(Items from an interface collection)
....................

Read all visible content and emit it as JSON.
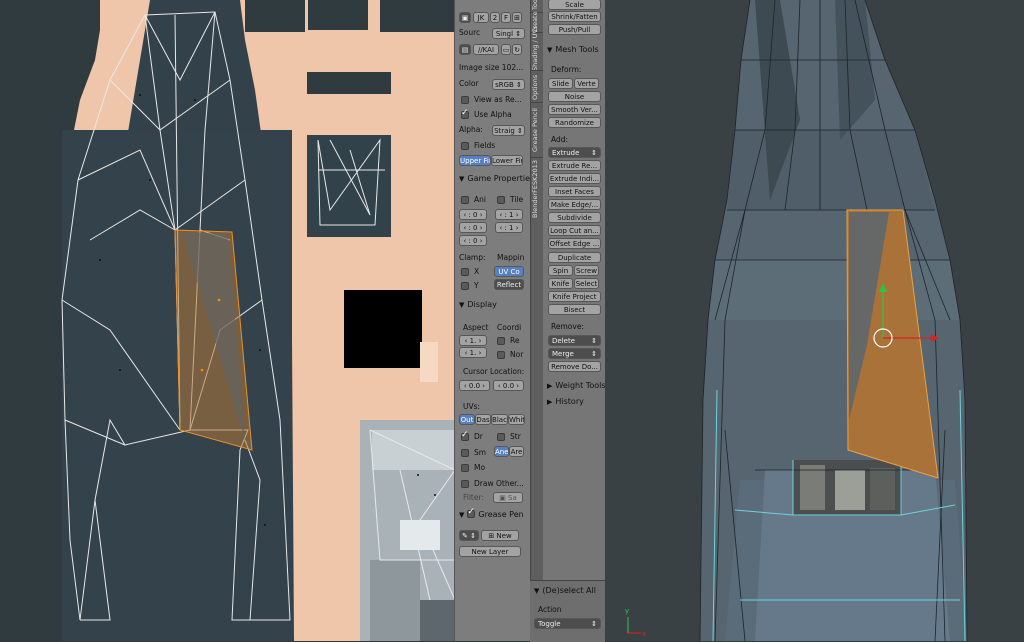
{
  "image_panel": {
    "datablock": {
      "name": "JK",
      "users": "2",
      "fake": "F"
    },
    "source": {
      "label": "Sourc",
      "value": "Singl"
    },
    "filepath": "//KAI",
    "image_size": "Image size 102...",
    "color": {
      "label": "Color",
      "value": "sRGB"
    },
    "view_as_render": "View as Re...",
    "use_alpha": "Use Alpha",
    "alpha": {
      "label": "Alpha:",
      "value": "Straig"
    },
    "fields": "Fields",
    "field_order": {
      "upper": "Upper Fir",
      "lower": "Lower Fir"
    },
    "game_props": {
      "header": "Game Propertie",
      "animated": "Ani",
      "tiles": "Tile",
      "num_a1": "0",
      "num_a2": "0",
      "num_a3": "0",
      "num_b1": "1",
      "num_b2": "1",
      "clamp_label": "Clamp:",
      "mapping_label": "Mappin",
      "clamp_x": "X",
      "clamp_y": "Y",
      "uv_coord": "UV Co",
      "reflect": "Reflect"
    },
    "display": {
      "header": "Display",
      "aspect_label": "Aspect",
      "coords_label": "Coordi",
      "aspect_x": "1.",
      "aspect_y": "1.",
      "repeat": "Re",
      "normalized": "Nor",
      "cursor_label": "Cursor Location:",
      "cursor_x": "0.0",
      "cursor_y": "0.0",
      "uvs_label": "UVs:",
      "styles": [
        "Out",
        "Das",
        "Blac",
        "Whit"
      ],
      "draw_stretch": "Dr",
      "stretch_type": "Str",
      "smooth": "Sm",
      "angle": "Ane",
      "area": "Are",
      "modified": "Mo",
      "draw_other": "Draw Other...",
      "filter_label": "Filter:",
      "filter_value": "Sa"
    },
    "grease_pencil": {
      "header": "Grease Pen",
      "new": "New",
      "new_layer": "New Layer"
    }
  },
  "tabs": [
    "Tools",
    "Create",
    "Shading / UVs",
    "Options",
    "Grease Pencil",
    "BlenderFESK2013"
  ],
  "mesh_tools": {
    "top_buttons": [
      "Scale",
      "Shrink/Fatten",
      "Push/Pull"
    ],
    "header": "Mesh Tools",
    "deform_label": "Deform:",
    "slide": "Slide",
    "vertex": "Verte",
    "noise": "Noise",
    "smooth_vertex": "Smooth Ver...",
    "randomize": "Randomize",
    "add_label": "Add:",
    "extrude": "Extrude",
    "add_buttons": [
      "Extrude Re...",
      "Extrude Indi...",
      "Inset Faces",
      "Make Edge/...",
      "Subdivide",
      "Loop Cut an...",
      "Offset Edge ...",
      "Duplicate"
    ],
    "spin": "Spin",
    "screw": "Screw",
    "knife": "Knife",
    "select": "Select",
    "knife_project": "Knife Project",
    "bisect": "Bisect",
    "remove_label": "Remove:",
    "delete": "Delete",
    "merge": "Merge",
    "remove_doubles": "Remove Do...",
    "weight_tools": "Weight Tools",
    "history": "History"
  },
  "redo_panel": {
    "header": "(De)select All",
    "action_label": "Action",
    "action_value": "Toggle"
  },
  "colors": {
    "selection_orange": "#e8902a",
    "uv_bg_image": "#f2c9ad",
    "panel_gray": "#7d7d7d",
    "active_blue": "#5680c2"
  }
}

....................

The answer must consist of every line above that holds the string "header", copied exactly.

**OUTPUT OF THE TASK**
      "header": "Game Propertie",
      "header": "Display",
      "header": "Grease Pen",
    "header": "Mesh Tools",
    "header": "(De)select All",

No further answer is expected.